What is needed -> Among the lines below, copy each one in which "Value" appears.
···
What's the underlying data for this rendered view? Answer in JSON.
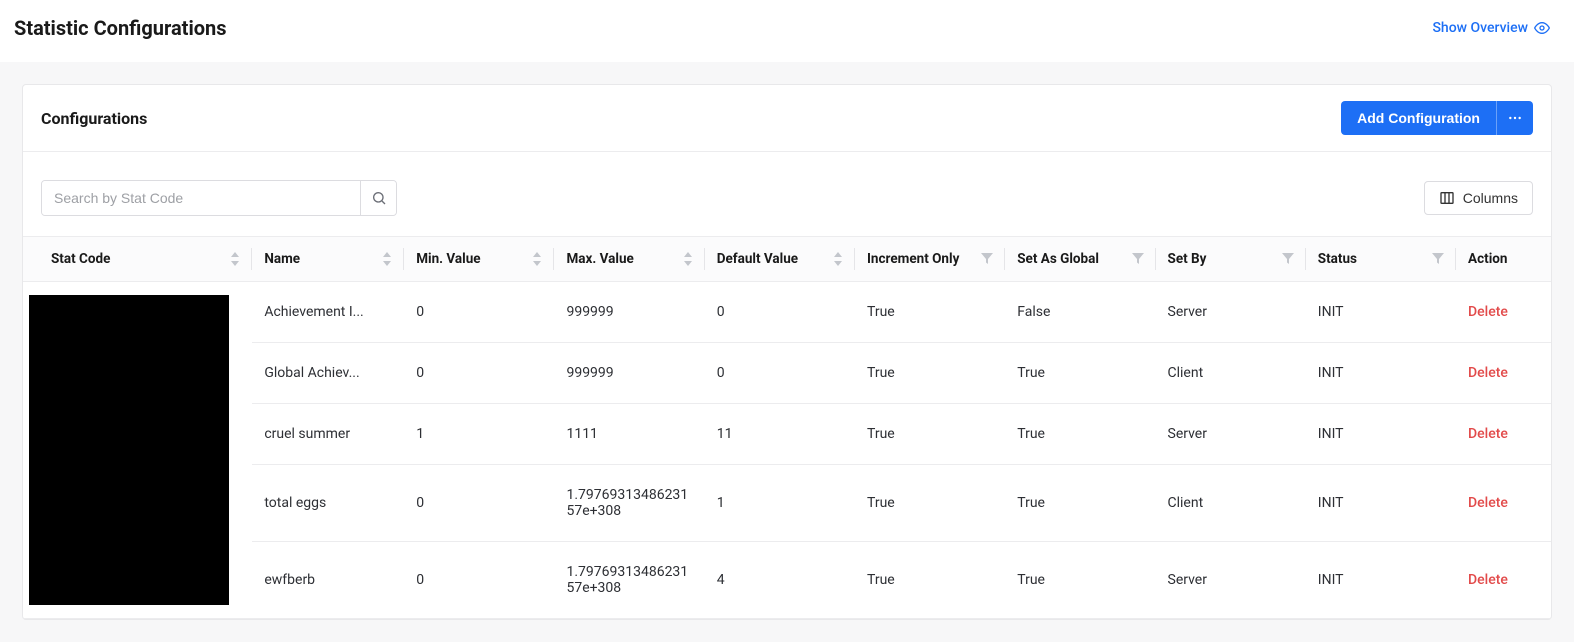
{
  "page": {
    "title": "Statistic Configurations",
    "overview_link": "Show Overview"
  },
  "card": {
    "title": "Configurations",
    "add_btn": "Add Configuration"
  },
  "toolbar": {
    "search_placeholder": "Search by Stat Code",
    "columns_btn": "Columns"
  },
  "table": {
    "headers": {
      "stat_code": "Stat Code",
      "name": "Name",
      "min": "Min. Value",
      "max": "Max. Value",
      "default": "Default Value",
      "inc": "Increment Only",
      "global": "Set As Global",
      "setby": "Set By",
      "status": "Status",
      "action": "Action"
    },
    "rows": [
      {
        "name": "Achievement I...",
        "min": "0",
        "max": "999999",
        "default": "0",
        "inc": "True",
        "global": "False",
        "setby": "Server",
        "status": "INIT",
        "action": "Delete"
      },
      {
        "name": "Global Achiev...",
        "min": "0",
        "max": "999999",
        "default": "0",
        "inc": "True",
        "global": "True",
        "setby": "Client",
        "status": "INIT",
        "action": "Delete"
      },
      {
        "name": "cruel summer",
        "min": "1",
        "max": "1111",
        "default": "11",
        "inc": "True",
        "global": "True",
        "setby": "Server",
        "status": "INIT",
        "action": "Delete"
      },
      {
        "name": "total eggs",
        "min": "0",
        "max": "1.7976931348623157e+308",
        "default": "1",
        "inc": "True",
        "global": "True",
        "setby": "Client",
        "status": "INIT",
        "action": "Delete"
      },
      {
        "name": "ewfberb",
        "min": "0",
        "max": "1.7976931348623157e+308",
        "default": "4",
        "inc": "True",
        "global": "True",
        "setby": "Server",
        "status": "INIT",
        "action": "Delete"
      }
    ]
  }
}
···
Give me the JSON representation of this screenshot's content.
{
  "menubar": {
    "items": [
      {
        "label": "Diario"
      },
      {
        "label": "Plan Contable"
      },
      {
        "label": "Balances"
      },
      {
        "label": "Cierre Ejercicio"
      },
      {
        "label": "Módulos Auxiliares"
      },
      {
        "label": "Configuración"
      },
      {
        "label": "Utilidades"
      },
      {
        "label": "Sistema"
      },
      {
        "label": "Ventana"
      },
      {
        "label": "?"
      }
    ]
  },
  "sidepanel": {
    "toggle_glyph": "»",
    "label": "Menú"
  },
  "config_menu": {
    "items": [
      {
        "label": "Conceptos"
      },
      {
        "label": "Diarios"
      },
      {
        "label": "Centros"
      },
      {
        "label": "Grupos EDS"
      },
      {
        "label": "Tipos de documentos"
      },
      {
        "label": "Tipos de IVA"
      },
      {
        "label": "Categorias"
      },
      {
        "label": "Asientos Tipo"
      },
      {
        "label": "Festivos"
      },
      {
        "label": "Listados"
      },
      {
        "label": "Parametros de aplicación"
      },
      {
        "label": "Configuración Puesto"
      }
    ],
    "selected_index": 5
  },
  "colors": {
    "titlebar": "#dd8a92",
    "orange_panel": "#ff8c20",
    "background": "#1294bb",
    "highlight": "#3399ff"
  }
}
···
Written solution ->
      "min": "Min. Value",
      "max": "Max. Value",
      "default": "Default Value",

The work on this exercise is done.